Charles Lyell was born in 1797 and died in 1875. Born in Scotland where he lived until the age of 2, Lyell was the oldest of 10 children and spent an extraordinary amount of time with his father who educated him in the sciences.

Charles Lyell

He was a dedicated learner from early on. He spent time in and out of private schools but much preferred learning from his father than he did spending his time in a formal school setting. He did have a formal education at Oxford beginning at the age of 19 where he studied geology and mathematics.

He went on to receive a Master's Degree and started practicing law shortly thereafter. He found law to not be his foray because even while in practice he was still drawn to the sciences. His father was wealthy enough to allow him to dismiss his law practice and travel and study geology.

His Contributions

Charles published his first scientific paper in 1825. His radical theory was that the earth was actually millions of years old in opposition to the belief at the time that it was a mere thousands of years old according to biblical scholars.

Lyell believed that the Earth was formed through natural occurrence and that super natural powers did not play a role in the formation of the planet. His book Principles of Geology was based on the evidence he found in Italy at Mt. Etna. The book was published in 1833 after several revisions. This book changed the way scientists were to view the Earth.

It contained a multitude of data and observations. The message that was delivered via the book was that the Earth developed slowly over time. The book's success among scholars prompted Lyell to travel to North America to present his observations and theories.

His travels to the states were detailed in two more books Travels in North America and A Second Visit to the United States in North America. Both books detailed the findings and observations of his travels around the US.


Charles Lyell's ideas at the time were very radical and surprisingly were accepted by the geological community as very real possibilities. Perhaps his theories were acceptable because they did not discuss human life until much later on when he published The Geological Evidence of the Antiquity of Man.

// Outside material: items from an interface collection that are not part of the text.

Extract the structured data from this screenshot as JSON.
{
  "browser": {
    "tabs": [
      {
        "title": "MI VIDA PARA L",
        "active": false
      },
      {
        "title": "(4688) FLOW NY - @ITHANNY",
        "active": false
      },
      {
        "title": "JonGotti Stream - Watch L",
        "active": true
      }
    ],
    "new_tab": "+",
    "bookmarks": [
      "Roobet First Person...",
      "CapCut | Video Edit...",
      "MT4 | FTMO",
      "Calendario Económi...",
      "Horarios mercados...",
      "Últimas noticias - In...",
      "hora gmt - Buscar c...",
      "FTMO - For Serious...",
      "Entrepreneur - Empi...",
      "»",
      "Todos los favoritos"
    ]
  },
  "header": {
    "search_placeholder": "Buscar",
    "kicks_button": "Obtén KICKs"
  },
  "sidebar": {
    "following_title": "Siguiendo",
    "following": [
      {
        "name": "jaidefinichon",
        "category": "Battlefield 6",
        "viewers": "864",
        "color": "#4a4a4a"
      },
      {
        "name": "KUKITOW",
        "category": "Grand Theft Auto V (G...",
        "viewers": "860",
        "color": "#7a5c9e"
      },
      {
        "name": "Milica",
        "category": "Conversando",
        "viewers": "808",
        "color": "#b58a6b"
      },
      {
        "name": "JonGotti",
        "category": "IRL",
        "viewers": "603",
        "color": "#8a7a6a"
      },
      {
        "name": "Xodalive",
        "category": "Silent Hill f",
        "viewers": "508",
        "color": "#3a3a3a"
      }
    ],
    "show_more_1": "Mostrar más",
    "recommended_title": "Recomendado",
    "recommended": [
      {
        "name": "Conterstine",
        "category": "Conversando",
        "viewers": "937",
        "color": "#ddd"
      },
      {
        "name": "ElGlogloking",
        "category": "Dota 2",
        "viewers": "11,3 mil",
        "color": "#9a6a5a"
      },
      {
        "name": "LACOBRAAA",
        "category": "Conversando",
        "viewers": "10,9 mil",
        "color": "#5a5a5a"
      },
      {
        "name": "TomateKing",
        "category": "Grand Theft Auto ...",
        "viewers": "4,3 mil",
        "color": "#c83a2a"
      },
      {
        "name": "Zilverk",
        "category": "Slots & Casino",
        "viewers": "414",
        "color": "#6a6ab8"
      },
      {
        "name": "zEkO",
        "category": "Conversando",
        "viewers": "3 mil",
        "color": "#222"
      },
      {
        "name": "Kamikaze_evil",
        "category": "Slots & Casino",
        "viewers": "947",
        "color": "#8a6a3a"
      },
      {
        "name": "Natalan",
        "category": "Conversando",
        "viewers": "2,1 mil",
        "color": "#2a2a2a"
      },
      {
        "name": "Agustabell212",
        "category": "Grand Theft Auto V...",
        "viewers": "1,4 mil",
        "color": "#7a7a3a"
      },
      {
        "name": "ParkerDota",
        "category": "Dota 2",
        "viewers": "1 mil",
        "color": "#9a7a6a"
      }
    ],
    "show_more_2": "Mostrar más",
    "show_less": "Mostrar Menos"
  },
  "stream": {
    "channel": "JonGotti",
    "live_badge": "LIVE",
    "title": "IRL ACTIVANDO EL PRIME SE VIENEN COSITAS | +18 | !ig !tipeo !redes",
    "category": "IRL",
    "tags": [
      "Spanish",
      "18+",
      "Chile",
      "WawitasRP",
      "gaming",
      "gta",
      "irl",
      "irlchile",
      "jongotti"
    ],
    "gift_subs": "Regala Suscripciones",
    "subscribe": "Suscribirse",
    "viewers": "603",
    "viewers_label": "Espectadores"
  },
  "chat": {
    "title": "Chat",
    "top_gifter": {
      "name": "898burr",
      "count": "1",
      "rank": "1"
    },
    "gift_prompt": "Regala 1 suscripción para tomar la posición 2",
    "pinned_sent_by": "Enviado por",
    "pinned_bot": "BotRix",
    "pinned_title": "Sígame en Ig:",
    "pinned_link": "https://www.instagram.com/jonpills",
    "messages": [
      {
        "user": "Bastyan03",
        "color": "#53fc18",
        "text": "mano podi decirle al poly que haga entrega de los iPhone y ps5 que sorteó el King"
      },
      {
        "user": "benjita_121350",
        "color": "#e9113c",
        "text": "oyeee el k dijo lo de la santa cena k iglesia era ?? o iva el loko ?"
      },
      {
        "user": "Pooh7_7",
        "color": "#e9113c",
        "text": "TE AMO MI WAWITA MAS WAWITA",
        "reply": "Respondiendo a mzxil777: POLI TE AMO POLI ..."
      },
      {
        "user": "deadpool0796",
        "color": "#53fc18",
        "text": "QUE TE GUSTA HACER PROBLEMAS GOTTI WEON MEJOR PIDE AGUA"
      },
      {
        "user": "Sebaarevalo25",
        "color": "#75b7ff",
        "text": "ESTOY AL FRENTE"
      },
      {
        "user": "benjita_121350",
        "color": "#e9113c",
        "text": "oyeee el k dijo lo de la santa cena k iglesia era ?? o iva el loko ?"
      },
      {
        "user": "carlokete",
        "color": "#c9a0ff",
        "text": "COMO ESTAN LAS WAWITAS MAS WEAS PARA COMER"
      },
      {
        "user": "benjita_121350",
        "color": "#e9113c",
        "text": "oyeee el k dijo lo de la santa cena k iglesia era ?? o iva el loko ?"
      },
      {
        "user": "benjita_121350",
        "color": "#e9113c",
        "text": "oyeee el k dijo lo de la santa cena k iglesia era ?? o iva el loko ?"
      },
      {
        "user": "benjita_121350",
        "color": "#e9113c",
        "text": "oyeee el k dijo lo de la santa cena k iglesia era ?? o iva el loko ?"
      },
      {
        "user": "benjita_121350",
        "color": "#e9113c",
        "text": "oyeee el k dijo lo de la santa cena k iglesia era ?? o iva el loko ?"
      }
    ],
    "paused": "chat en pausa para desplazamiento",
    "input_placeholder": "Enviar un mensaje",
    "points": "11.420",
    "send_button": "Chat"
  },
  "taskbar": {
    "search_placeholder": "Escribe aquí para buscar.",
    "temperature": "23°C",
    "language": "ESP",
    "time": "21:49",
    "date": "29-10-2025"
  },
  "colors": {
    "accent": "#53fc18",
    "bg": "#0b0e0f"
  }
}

Oddly enough Lyell was a staunch Christian and did not accept the theory of evolution. But he did greatly influence the writer of the theory, Charles Darwin.

Darwin was greatly influenced by the writings of Lyell and largely credited him with opening his eyes to several possible natural theories. Captain Fitzroy, the ship captain of the HMS Beagle, took Darwin on his travels helping him to form his theories.

Fitzroy and Lyell were friends and as it would happen Fitzroy passed a copy of Lyell's original book the Principles of Geology to Darwin while he was on the HMS Beagle.

Lyell is credited with influencing how geological theories have been formed since the publication of his book and with helping Darwin to form some of his theories.

Rumor Has It

Charles Lyell, besides being a famous geologist, back in the day was known as a formidable off-his-rocker rock 'n' roller who played the air guitar with the likes of Beethoven, Brahms and Bon Jovi.